Joey Votto is one of the best hitters in the history of the Cincinnati Reds. He’s won an MVP, he should have won another one, and he’s led the league in OPS twice in his career. He’s hit .304/.419/.517 in his career, but in the last three seasons he’s been on a decline. While still above-average, hit .265/.382/.420 line hasn’t compared to what he had been earlier in his career. That’s to be expected as a player enters their mid-30’s. But for Votto, he began to adjust last year around the mid-point of the season after he sat for three games and not only did he look like a different hitter from a mechanics standpoint, his numbers were different, too.
On August 26th Joey Votto was hitting .191/.321/.326. He was benched for the next three days before returning to the lineup for a doubleheader on August 29th. From that point forward the Reds first baseman hit .258/.385/.557. The strikeout rate was up, but the power was also up significantly. His stance at the plate was also more upright and closer to resembling what he used to look like. He’s looking to bringing that back again in 2021.
“When I first came to the league, and certainly in the minor leagues, I was a bit more aggressive,” said Votto. “When I was a younger player I idolized Todd Helton and Barry Bonds and a few other modern players of the early 2000’s and I love the great players of the past – the Williams, the Ruths, the Aarons, the Mays – when I first played in the minor leagues I was so dead set on cutting down the strikeouts because I wanted to be a well rounded hitter. And eventually over the past maybe 6-7 years I started really making that adjustment and seeing that change. A player has to have their own challenges, have their own goals.”
“I lost some of the things, some of my strengths I came to the league with – hitting the ball hard, specifically – hitting the ball all over the field with power, being difficult to defend and I did that in exchange for command of the strikezone, putting the ball in play, being a tough at-bat, and it zapped my power,” Votto continued. “In ’17 I played really, really well because I had that nice combination of low strikeouts, tons of power, lots of walks – it was the dream season of course, for me. I stuck to that the last couple of years – in ’19 a little bit, especially last year I had to let that go and get back to what got me to the league. The adjustments I made last year after the benching were very, very natural to me. I’ve kind of always hit the ball like that, stood up taller and I’m back to a more comfortable place in terms of hitting. It’s going to come with some more swings and misses and more strikeouts, but as long as I’m productive and as long as I’m dangerous at the plate, it’ll pay itself off.”
Even with the big turn around after being benched in 2021, Joey Votto’s average was just .258. The shift certainly could have played into that. So could the small sample size of just 28 games. Being more aggressive at the plate helped with the power. It helped give him some renewed confidence, too.

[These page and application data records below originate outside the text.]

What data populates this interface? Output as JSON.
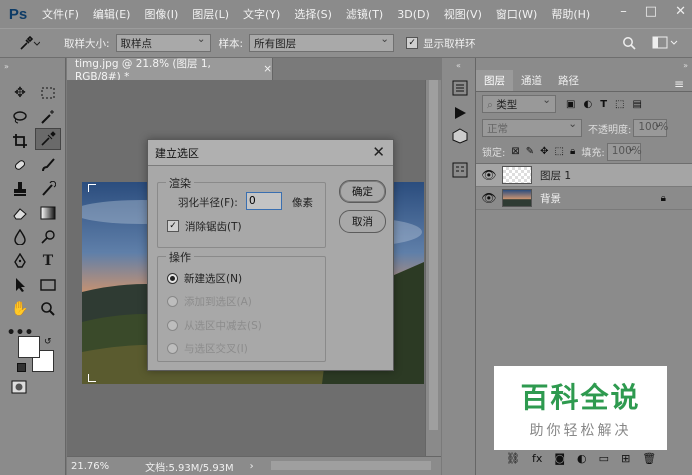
{
  "app": {
    "logo": "Ps"
  },
  "menu": [
    "文件(F)",
    "编辑(E)",
    "图像(I)",
    "图层(L)",
    "文字(Y)",
    "选择(S)",
    "滤镜(T)",
    "3D(D)",
    "视图(V)",
    "窗口(W)",
    "帮助(H)"
  ],
  "window_controls": {
    "minimize": "–",
    "restore": "□",
    "close": "✕"
  },
  "options": {
    "sample_size_label": "取样大小:",
    "sample_size_value": "取样点",
    "sample_label": "样本:",
    "sample_value": "所有图层",
    "show_ring_label": "显示取样环"
  },
  "document": {
    "tab_title": "timg.jpg @ 21.8% (图层 1, RGB/8#) *",
    "tab_close": "×",
    "zoom": "21.76%",
    "doc_info": "文档:5.93M/5.93M",
    "status_arrow": "›"
  },
  "layers_panel": {
    "tabs": [
      "图层",
      "通道",
      "路径"
    ],
    "filter_label": "类型",
    "blend_mode": "正常",
    "opacity_label": "不透明度:",
    "opacity_value": "100%",
    "lock_label": "锁定:",
    "fill_label": "填充:",
    "fill_value": "100%",
    "layers": [
      {
        "name": "图层 1"
      },
      {
        "name": "背景"
      }
    ]
  },
  "dialog": {
    "title": "建立选区",
    "close": "✕",
    "render_group": "渲染",
    "feather_label": "羽化半径(F):",
    "feather_value": "0",
    "feather_unit": "像素",
    "antialias_label": "消除锯齿(T)",
    "operation_group": "操作",
    "options": [
      "新建选区(N)",
      "添加到选区(A)",
      "从选区中减去(S)",
      "与选区交叉(I)"
    ],
    "ok": "确定",
    "cancel": "取消"
  },
  "watermark": {
    "title": "百科全说",
    "subtitle": "助你轻松解决"
  },
  "colors": {
    "accent_green": "#2e9a4f",
    "ps_blue": "#0d3b66"
  }
}
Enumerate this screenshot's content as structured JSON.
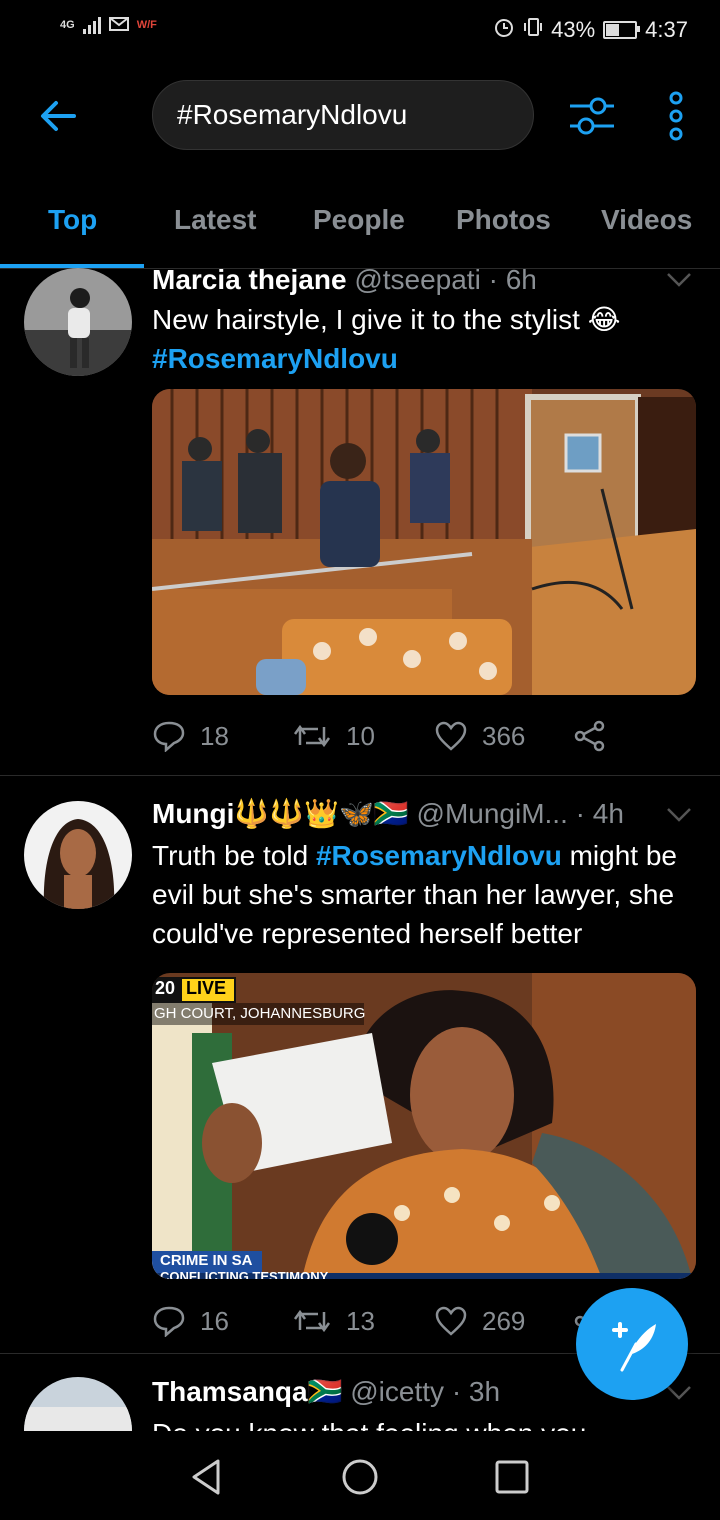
{
  "status_bar": {
    "network": "4G",
    "time": "4:37",
    "battery": "43%",
    "battery_level": 0.43
  },
  "search": {
    "query": "#RosemaryNdlovu"
  },
  "tabs": [
    {
      "label": "Top",
      "active": true
    },
    {
      "label": "Latest",
      "active": false
    },
    {
      "label": "People",
      "active": false
    },
    {
      "label": "Photos",
      "active": false
    },
    {
      "label": "Videos",
      "active": false
    }
  ],
  "tweets": [
    {
      "name": "Marcia thejane",
      "handle": "@tseepati",
      "time": "6h",
      "text": "New hairstyle, I give it to the stylist 😂",
      "hashtag": "#RosemaryNdlovu",
      "replies": "18",
      "retweets": "10",
      "likes": "366"
    },
    {
      "name": "Mungi🔱🔱👑🦋🇿🇦",
      "handle": "@MungiM...",
      "time": "4h",
      "text_before": "Truth be told ",
      "hashtag": "#RosemaryNdlovu",
      "text_after": " might be evil but she's smarter than her lawyer, she could've represented herself better",
      "media_overlay": {
        "badge_num": "20",
        "badge_live": "LIVE",
        "location": "GH COURT, JOHANNESBURG",
        "segment": "CRIME IN SA",
        "ticker": "CONFLICTING TESTIMONY"
      },
      "replies": "16",
      "retweets": "13",
      "likes": "269"
    },
    {
      "name": "Thamsanqa🇿🇦",
      "handle": "@icetty",
      "time": "3h",
      "text": "Do you know that feeling when you"
    }
  ],
  "colors": {
    "accent": "#1da1f2",
    "muted": "#8a8f94",
    "background": "#000000"
  }
}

“I’ve led the league in slugging percentage, and I was top 2-3-4-5 almost every year of my career in batting average also,” said Votto. “I just got so dead set in commanding the strikezone assuming that I was going to help the team that way. You know, I led the league in extra-base hits at 18-years-old as a newbie from Canada. I have to remind myself, at the core, that’s who I am. I tried to make myself into the perfect hitter, and I’ve had some success with that – certainly not perfect, but copied my idols. I’m probably best suited to include some more air and get back to my natural approach. And I did last year, that gave me confidence last year and certainly this offseason. I’m as excited as I’ve been maybe in my Major League career to start a Major League season.”
“I’ve always been a power hitter – well, maybe not always, Lord have mercy the last couple of years, no,” said Votto. “But, yeah, I just want to get back to being dangerous, difficult to defend. I’d hit ball into the shift, and I’d hit it pretty hard and it’d be a step or two to the left for the a second baseman or shortstop, and I’d be out. And I was like ‘what am I doing? This is unsustainable, this will never last.’ So I’ve got to hit the ball harder, be more difficult to defend. And I did this last year. I refined last year, I’ll be better than the back little bit of the season just because I worked on it and I’ll dedicate myself to it and take some time. I can’t wait, I’m so excited.”
Joey Votto is excited. He wants to be a dangerous hitter again. He’s looking to be a power hitter again. There is a plan, and while it started last year and saw the results work out, it lasted just a month before the season came to an end. 2021 looks like it’s going to be a full year and it seems like Cincinnati’s first baseman is hoping to rebound in a big way and is excited to get started. If the Reds are going to be contenders, they’re going to need that to happen.